▶ Task
How many lines below contain the string "ExampleUnitTest"? Reply with the figure and no further words.
= = = =
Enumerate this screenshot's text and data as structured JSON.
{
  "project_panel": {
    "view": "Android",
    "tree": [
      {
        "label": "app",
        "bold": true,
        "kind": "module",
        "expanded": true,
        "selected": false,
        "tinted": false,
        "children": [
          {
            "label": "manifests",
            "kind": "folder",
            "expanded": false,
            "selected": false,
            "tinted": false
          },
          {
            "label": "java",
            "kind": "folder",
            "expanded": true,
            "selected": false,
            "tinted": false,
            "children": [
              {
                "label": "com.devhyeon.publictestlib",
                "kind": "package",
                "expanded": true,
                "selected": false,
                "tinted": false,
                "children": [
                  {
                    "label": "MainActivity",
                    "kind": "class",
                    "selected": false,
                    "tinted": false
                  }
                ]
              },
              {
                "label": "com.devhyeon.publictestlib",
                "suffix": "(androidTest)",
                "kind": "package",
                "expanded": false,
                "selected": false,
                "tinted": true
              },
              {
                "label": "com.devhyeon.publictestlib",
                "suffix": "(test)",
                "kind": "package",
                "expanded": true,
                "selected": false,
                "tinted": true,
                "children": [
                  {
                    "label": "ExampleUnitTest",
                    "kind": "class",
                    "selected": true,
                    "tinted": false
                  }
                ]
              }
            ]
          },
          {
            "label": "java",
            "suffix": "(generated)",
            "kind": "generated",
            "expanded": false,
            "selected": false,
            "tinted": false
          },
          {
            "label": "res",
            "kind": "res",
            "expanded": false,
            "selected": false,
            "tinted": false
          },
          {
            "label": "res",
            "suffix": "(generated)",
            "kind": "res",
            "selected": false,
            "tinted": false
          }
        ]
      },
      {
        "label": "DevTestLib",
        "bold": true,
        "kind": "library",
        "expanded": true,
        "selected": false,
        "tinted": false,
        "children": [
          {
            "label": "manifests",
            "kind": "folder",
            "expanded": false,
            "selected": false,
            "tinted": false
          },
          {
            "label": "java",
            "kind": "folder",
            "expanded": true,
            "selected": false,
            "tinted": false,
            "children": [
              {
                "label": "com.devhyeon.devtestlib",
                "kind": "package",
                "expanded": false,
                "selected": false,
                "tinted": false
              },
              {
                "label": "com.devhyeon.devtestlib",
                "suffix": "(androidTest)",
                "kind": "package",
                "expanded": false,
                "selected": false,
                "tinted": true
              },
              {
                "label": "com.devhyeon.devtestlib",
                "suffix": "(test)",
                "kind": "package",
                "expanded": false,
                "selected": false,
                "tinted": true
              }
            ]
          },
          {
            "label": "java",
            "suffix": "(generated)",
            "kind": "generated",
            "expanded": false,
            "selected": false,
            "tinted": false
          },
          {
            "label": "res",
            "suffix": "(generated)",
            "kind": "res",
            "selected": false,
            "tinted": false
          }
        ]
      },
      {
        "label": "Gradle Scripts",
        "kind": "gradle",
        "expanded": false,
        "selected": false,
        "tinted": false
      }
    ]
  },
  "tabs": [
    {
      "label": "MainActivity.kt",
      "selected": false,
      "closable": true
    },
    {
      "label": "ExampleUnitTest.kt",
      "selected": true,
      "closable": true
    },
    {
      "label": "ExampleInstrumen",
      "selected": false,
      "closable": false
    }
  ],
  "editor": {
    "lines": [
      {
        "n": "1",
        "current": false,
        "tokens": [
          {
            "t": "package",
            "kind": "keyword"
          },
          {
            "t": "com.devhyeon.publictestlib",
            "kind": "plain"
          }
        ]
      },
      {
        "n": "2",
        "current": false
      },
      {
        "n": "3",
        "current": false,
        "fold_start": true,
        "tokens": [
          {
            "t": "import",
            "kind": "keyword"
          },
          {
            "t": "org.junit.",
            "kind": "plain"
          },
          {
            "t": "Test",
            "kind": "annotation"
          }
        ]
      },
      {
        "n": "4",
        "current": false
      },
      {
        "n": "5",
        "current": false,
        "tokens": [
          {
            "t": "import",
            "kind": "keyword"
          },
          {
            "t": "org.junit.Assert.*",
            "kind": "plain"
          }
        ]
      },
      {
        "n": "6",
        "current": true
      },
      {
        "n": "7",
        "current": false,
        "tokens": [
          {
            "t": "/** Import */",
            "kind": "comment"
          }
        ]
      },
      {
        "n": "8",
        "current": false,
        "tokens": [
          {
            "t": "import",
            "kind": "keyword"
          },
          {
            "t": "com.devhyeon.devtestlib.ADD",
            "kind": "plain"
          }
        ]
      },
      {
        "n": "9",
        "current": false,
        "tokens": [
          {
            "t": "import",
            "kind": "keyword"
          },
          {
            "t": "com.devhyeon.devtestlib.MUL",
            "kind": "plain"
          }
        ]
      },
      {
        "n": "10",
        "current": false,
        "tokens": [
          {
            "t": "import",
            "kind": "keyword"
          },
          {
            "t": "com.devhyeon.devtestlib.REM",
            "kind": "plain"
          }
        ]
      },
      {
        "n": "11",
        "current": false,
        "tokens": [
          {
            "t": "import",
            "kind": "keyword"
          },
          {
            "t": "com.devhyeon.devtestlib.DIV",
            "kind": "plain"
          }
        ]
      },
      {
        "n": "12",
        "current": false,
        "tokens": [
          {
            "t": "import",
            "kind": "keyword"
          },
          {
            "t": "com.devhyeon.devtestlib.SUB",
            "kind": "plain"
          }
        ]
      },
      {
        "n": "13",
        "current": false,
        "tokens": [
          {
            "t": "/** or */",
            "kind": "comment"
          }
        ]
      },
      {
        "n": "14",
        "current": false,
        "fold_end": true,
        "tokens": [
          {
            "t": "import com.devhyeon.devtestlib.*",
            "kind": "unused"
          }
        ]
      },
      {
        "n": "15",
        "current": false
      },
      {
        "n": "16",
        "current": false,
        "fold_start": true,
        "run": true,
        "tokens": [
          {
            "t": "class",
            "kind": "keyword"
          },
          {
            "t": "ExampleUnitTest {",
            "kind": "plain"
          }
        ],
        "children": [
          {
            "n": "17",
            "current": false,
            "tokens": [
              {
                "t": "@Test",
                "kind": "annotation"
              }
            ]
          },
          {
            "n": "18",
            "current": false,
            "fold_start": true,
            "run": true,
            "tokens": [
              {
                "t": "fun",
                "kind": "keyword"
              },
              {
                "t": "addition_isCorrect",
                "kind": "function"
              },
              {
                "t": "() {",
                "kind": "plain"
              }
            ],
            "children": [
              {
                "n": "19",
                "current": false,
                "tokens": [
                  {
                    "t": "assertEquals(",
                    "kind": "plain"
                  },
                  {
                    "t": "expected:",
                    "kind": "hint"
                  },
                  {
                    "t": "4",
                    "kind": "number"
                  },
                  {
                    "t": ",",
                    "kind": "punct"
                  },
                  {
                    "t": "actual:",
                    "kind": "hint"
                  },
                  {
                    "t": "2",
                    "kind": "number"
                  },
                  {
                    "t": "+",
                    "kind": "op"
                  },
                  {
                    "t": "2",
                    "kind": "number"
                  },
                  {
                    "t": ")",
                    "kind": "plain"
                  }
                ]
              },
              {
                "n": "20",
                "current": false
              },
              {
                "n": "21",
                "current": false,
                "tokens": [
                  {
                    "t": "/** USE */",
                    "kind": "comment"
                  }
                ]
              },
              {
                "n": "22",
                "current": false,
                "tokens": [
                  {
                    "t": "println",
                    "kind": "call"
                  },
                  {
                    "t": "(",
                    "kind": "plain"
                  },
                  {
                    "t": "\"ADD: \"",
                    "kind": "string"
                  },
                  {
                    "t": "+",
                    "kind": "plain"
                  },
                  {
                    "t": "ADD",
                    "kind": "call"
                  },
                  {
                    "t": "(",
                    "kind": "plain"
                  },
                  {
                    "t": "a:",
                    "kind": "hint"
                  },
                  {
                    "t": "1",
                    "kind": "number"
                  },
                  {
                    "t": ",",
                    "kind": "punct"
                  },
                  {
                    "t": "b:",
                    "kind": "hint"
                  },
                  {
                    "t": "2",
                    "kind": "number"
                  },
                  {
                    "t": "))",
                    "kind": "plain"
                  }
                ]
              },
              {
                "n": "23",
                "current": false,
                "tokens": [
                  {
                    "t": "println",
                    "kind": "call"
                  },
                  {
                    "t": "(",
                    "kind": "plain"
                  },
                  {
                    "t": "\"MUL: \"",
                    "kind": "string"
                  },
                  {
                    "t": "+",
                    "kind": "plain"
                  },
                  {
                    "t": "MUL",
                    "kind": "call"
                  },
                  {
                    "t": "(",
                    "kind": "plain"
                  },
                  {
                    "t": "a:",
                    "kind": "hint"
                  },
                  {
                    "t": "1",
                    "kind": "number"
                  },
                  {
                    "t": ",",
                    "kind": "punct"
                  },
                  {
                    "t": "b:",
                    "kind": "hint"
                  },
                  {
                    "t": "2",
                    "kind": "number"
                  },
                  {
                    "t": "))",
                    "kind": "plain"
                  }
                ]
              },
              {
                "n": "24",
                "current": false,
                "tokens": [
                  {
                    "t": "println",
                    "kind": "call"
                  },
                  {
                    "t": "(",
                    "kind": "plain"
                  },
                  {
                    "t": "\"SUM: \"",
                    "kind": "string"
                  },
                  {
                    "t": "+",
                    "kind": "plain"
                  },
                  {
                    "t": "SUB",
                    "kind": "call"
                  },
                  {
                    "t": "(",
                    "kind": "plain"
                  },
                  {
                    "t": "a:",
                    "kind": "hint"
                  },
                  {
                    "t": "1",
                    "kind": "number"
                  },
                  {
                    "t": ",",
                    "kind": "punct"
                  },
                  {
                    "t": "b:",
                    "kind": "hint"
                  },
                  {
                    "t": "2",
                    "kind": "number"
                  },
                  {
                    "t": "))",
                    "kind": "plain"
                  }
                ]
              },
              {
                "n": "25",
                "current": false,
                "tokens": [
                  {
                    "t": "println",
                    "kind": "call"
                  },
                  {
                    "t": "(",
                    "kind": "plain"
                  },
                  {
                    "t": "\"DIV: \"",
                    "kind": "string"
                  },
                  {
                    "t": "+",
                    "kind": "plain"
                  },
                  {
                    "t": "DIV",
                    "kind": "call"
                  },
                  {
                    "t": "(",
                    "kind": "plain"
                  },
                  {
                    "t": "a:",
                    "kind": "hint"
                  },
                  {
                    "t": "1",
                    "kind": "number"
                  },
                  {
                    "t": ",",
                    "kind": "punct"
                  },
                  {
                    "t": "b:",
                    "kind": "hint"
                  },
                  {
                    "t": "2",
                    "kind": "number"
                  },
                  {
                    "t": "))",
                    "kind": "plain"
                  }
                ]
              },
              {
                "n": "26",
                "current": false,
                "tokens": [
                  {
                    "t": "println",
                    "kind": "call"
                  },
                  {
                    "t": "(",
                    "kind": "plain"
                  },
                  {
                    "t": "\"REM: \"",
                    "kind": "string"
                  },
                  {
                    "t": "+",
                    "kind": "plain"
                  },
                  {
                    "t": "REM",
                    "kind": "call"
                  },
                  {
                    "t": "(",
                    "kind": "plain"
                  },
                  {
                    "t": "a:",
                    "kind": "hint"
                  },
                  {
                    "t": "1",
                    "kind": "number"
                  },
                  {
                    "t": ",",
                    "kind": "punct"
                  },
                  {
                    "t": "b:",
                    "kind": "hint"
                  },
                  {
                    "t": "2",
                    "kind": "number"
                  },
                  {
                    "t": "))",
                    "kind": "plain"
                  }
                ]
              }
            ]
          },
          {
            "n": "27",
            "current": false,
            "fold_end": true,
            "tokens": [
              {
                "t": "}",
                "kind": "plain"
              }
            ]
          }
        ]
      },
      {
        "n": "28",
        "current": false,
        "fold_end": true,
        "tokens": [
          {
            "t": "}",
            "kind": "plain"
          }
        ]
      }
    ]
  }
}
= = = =
▶ The answer
3